New York Mets (Fangraphs Playoff Odds: 14.4 percent). The Mets really should be better than this. They have plenty of young talent, and while some of the new additions haven’t been much help (Robinson Cano is particularly rough), you don’t have to squint hard to see the outlines of a good team. Unfortunately, the bullpen has imploded -- Edwin Diaz has gone completely off the rails in the last month -- and the starting pitching isn’t giving them enough to make up for it. (The second-best starter has been Jason Vargas.) The Mets aren’t likely to spend to bring in bullpen aid, particularly when they’re three games under .500, but it’s not as if anyone in the NL is running away from anyone else in the NL Wild Card chase. The Mets are a losing streak from falling out completely, but also a heater away from being back in the middle of it all again.

Pittsburgh Pirates (Fangraphs Playoff Odds: 1.2 percent). Has any trade aged worse, more quickly, than the Pirates’ Deadline deal for Chris Archer last year? He didn’t lead them to the playoffs -- remember, the Pirates were on a roll when they made the trade -- and he’s having a nightmare 2019 with a 5.85 ERA. Meanwhile, Austin Meadows is having an MVP-type season when healthy, Jordan Lyles has been fantastic and even prospect Shane Baz has a 1.44 ERA in the Minors. Gulp. The Pirates are in last place and look stuck there, and I only include them here because they had such high hopes coming into the season. (And they’re wasting a Josh Bell breakthrough.) Where do they go from here?

San Diego Padres (Fangraphs Playoff Odds: 10.5 percent). The Padres have alternated all year with two steps forward, two steps back -- but you’d expect that from a young team. It has landed San Diego right at .500, which currently places it in the thick of the NL Wild Card chase. The Padres may be mediocre in the standings, but they’re anything but on the field, where they’re as purely enjoyable to watch as any team in the game. The starting pitching needs some help, and it probably isn’t worth it for the Padres to mortgage any of the future to get themselves some, but if there’s a team that has a finishing kick come August and September, it might be this young squad.

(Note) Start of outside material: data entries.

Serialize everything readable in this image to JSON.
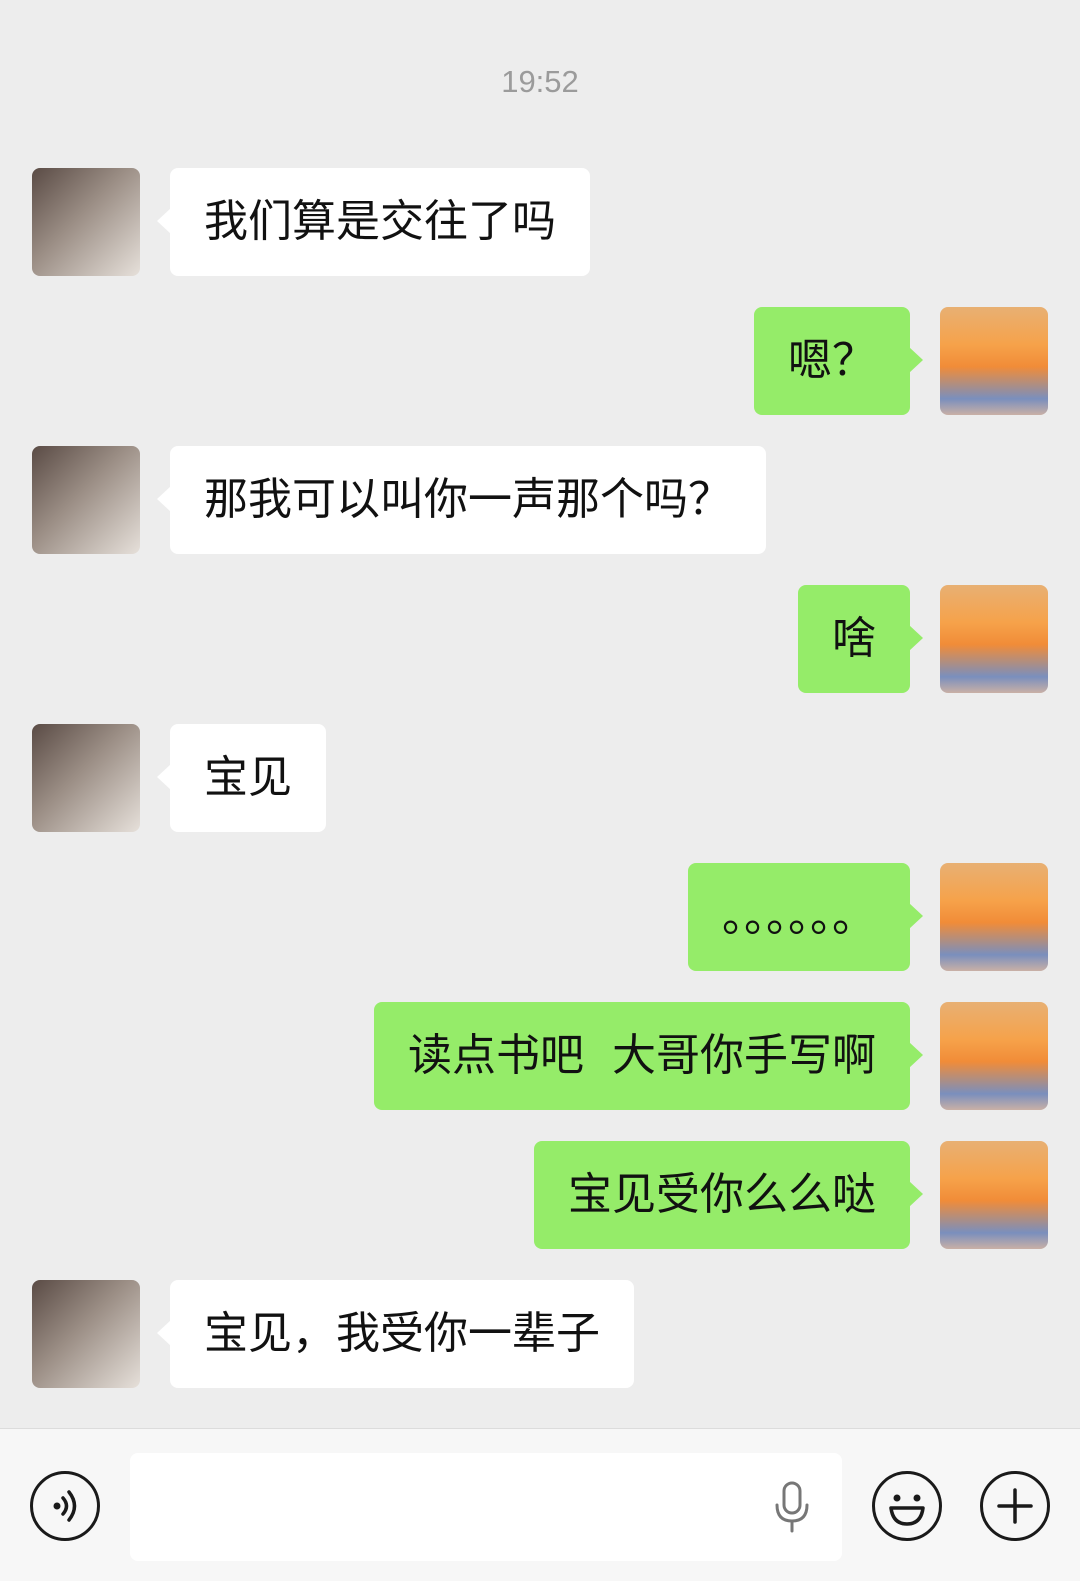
{
  "chat": {
    "timestamp": "19:52",
    "messages": [
      {
        "side": "in",
        "text": "我们算是交往了吗"
      },
      {
        "side": "out",
        "text": "嗯？"
      },
      {
        "side": "in",
        "text": "那我可以叫你一声那个吗？"
      },
      {
        "side": "out",
        "text": "啥"
      },
      {
        "side": "in",
        "text": "宝见"
      },
      {
        "side": "out",
        "text": "。。。。。。"
      },
      {
        "side": "out",
        "text": "读点书吧  大哥你手写啊"
      },
      {
        "side": "out",
        "text": "宝见受你么么哒"
      },
      {
        "side": "in",
        "text": "宝见，我受你一辈子"
      }
    ]
  },
  "input_bar": {
    "value": "",
    "placeholder": "",
    "icons": {
      "voice": "voice-icon",
      "mic": "microphone-icon",
      "emoji": "emoji-icon",
      "plus": "plus-icon"
    }
  },
  "colors": {
    "background": "#ededed",
    "incoming_bubble": "#ffffff",
    "outgoing_bubble": "#95ec69",
    "timestamp": "#9b9b9b"
  }
}
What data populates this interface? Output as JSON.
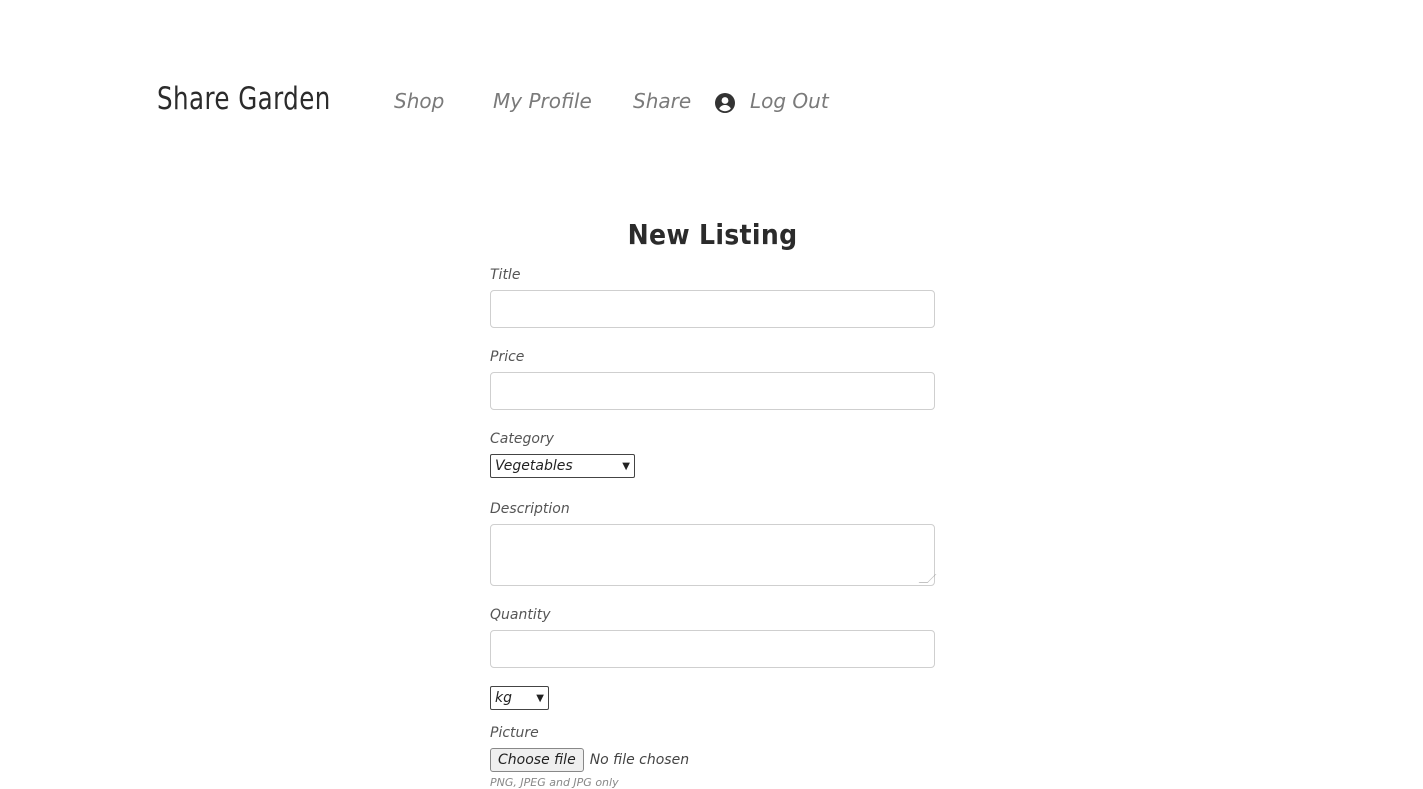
{
  "nav": {
    "brand": "Share Garden",
    "links": [
      {
        "label": "Shop"
      },
      {
        "label": "My Profile"
      },
      {
        "label": "Share"
      },
      {
        "label": "Log Out"
      }
    ],
    "user_icon": "user-circle-icon"
  },
  "form": {
    "title": "New Listing",
    "title_label": "Title",
    "title_value": "",
    "price_label": "Price",
    "price_value": "",
    "category_label": "Category",
    "category_selected": "Vegetables",
    "description_label": "Description",
    "description_value": "",
    "quantity_label": "Quantity",
    "quantity_value": "",
    "unit_selected": "kg",
    "picture_label": "Picture",
    "file_button": "Choose file",
    "file_status": "No file chosen",
    "file_hint": "PNG, JPEG and JPG only"
  }
}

Texas Rangers (Fangraphs Playoff Odds: 1.9 percent). Fangraphs is decidedly low on the Rangers’ chances, putting them just above, say, the Pirates, even though they currently hold the second AL Wild Card with the Red Sox. That may say more about Fangraphs’ thoughts about Boston and Houston than Texas, but there are plenty of reasons to still be a little skeptical about the Rangers. Their gambit of just signing old pitchers and seeing who pans out hasn’t been a bad one, with both Mike Minor and Lance Lynn putting together All-Star seasons. But the rotation is still rather patchwork, and the offense outside of Joey Gallo and Hunter Pence (both of whom are currently on the injured list) is lackluster. The Rangers will enjoy this period of overachieving while they can, but at the first sign of a serious dip, look for them to be active at the Deadline. Right now, just enjoy the ride.

Washington Nationals (Fangraphs Playoff Odds: 37.7 percent). The most frustrating team in the sport -- for several years running now, it seems -- has the belief of the Fangraphs odds and perhaps few others. Despite being five games under .500, Fangraphs thinks Washington has similar playoff odds to, say, Philadelphia, and when you consider how much talent the Nats have, you can see why. Of course, they’ve had that talent all year, and look where they are. Washington has looked better in June, but the clock is ticking fast. The ultimate question: How long can this team underachieve until it has to try something different? If it has taken this long to click, will it ever? The next month may answer the question once and for all.